Man Song Old Tea tree usually commands a MUCH higher price, but I wanted to help our EU friends to purchase this tea within the IOSS scheme (less than 150 Euros), so I have capped the price considerably.
The taste of ancient PuErh from Yibang - dancing, complex bitter-sweet goodness with a uniquely focusing and uplifting body sensation.
Man Song is a historic village for PuErh production. With roots dating back past the Ming Dynasty, this mountainous village in the East of Yunnan (close to the Laos border) was one of the original hubs of PuErh production (although in those days, it was likely called a Green tea). The fame of this area predates other famous PuErh villages, and it is probable that Man Song helped bring more attention to its closest neighbour - Yiwu.
The tea from Man Song was so revered that during the Qing Dynasty, Man Song was designated as a royal tribute village, meaning that the tea produced there could only be sent to the royal courts.
Given this long history, Man Song must have had some very old Gushu tea trees. Unfortunately, very few of these trees remain - estimates range from 70-300 trees older than 100 years old. There are probably a number of reasons for this decline in Gushu numbers but the story that dominates is one of fire.
A common tale told by Man Song villagers is that during the end of the Qing dynasty the demand for tea from the government and royals were excessive - more than the village could produce. I can only assume that the royals took the tea for very little payment in return, and so, in protest, some villagers burnt down the tea gardens and fled the village.
Man Song village became a historical village producing comparatively little PuErh. Attention moved to neighbouring Yiwu, but Man Song has remained an area which evokes nostalgia and reverence for PuErh aficionados. Old tree Man Song is highly sought after and expensive and represents the taste of ancient PuErh tea.
Man Song is within the Yibang area of Yunnan - one of the six famous ancient tea mountains. Yibang is known for its smaller leaf varieties, which produce a tea rich in bitter-sweetness and bright complexity of aromatics. This may contribute to the 'ancient PuErh taste' so associated with Yibang.
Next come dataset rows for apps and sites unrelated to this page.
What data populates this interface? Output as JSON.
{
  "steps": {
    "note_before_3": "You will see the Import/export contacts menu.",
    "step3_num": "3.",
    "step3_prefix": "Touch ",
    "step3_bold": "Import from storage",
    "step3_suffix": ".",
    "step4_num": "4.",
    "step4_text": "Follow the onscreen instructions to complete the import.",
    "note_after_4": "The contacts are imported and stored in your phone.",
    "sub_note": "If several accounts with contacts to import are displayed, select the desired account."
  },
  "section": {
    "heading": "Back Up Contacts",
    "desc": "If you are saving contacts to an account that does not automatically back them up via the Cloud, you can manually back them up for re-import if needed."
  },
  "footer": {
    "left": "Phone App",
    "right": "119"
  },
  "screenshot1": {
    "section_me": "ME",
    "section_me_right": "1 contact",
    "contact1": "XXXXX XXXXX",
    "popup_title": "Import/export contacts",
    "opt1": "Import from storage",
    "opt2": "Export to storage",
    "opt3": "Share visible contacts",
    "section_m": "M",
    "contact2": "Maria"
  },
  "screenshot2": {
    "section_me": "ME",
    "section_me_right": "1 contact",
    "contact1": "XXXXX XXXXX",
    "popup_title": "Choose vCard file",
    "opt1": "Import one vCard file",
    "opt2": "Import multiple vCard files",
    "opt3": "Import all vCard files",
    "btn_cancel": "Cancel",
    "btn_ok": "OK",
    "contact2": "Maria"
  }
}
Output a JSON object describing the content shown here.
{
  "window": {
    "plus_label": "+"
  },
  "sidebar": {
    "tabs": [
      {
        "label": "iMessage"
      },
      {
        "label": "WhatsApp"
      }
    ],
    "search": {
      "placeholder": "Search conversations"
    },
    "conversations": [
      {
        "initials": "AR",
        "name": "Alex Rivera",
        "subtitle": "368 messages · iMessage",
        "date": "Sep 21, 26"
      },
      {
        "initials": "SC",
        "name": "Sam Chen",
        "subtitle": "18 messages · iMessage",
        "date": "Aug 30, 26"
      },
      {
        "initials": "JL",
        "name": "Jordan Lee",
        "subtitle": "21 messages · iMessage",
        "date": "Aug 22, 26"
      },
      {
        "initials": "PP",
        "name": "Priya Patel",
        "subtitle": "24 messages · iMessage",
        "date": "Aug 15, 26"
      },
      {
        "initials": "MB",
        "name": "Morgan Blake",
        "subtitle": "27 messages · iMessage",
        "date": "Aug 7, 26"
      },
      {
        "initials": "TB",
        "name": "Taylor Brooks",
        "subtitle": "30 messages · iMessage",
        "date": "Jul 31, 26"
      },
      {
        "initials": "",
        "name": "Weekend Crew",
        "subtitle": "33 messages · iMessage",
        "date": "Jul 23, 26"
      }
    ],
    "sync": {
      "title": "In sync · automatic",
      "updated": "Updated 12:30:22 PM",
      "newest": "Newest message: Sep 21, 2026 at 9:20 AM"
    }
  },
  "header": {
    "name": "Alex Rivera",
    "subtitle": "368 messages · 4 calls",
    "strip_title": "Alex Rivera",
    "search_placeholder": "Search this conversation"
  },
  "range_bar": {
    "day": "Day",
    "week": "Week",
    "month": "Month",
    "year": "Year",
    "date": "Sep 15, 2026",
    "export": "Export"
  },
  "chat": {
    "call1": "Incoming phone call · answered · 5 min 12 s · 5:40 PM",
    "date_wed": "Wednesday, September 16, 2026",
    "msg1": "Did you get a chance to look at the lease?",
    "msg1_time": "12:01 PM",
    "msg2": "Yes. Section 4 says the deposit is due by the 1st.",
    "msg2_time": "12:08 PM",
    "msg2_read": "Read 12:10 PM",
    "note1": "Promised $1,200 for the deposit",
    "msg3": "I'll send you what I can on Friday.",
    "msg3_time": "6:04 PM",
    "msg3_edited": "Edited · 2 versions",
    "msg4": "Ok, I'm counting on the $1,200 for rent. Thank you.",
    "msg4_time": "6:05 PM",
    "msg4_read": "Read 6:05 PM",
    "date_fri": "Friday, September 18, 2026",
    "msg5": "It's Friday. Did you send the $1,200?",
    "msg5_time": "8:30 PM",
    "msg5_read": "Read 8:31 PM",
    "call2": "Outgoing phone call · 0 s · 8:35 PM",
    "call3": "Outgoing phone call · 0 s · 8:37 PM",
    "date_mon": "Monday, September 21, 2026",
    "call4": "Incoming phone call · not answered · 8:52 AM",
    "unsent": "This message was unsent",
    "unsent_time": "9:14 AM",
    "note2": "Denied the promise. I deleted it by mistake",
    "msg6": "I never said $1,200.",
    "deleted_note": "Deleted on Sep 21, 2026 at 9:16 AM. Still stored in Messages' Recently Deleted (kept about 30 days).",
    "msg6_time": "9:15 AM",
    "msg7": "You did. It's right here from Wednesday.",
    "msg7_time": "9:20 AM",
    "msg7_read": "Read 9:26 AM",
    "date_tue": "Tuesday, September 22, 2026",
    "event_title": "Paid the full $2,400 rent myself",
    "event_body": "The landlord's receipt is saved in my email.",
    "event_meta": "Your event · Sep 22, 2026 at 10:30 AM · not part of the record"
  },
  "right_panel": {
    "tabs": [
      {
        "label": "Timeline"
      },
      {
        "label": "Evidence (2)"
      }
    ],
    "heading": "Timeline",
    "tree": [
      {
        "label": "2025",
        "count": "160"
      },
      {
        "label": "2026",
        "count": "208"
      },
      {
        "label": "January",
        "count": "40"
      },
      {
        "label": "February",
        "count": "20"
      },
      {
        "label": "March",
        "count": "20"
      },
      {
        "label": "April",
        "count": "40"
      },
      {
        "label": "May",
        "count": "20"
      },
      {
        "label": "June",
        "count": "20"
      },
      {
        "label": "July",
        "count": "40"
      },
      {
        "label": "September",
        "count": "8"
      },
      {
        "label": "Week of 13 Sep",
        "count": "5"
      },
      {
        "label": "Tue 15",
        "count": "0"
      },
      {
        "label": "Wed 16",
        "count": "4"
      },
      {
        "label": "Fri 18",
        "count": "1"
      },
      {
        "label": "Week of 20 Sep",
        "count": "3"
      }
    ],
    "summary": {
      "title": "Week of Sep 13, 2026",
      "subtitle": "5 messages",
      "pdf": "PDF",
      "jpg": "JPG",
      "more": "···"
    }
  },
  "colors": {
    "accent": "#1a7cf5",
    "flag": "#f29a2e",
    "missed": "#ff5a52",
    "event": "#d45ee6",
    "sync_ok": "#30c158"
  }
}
OK, so let's finally talk about this tea!
While we write Da Ye Zhong as the cultivar on the wrapper of this tea as this is a broad term, this is more of a mixed cultivar cake. It has that 'small-leaf' character of Yibang - punchy and bright with a lovely play of bitter-sweetness.
There are lots of flowers and fruits on the nose, and in the mouth, it has gorgeous apricot and persimmon sweetness with a little bite of tonic water bitterness and effervescence. Brew soft, and you will be rewarded with dancing, aromatic and fruity tea. Brew hard if you crave that bitter hit followed by a sweet and juicy afterglow.
The mouthfeel of Heaven Surveyor is hard to describe. The rich minerality of the Man Song area makes it feel almost evaporating in the mouth while laying down a layer of compounds which persist to give a fresh apricot juiciness long after sipping.
Heaven Surveyor is a potent tea, but again, it has a unique effect on me compared with most other PuErh. It feels mind-clarifying - perfect for moments of deep conversation or tasks which require focus. It also has a rising feeling, as if the body is lighter and looser.
One last word about the price. While it is one of our most expensive PuErh productions, I predict that this tea may court some controversy due to its relative affordability for Spring picked Old Tree Man Song. Some may question its authenticity if we can sell at this price, and indeed I could (and possibly should) be asking for much more. We are intentionally selling this one at very low margins. This is partly because I want to help EU clients to buy this through the IOSS scheme and partly because we need to consider our cash flow after all of our Spring 2022 buying. Either way, it is a bit of a bargain for a Man Song tea.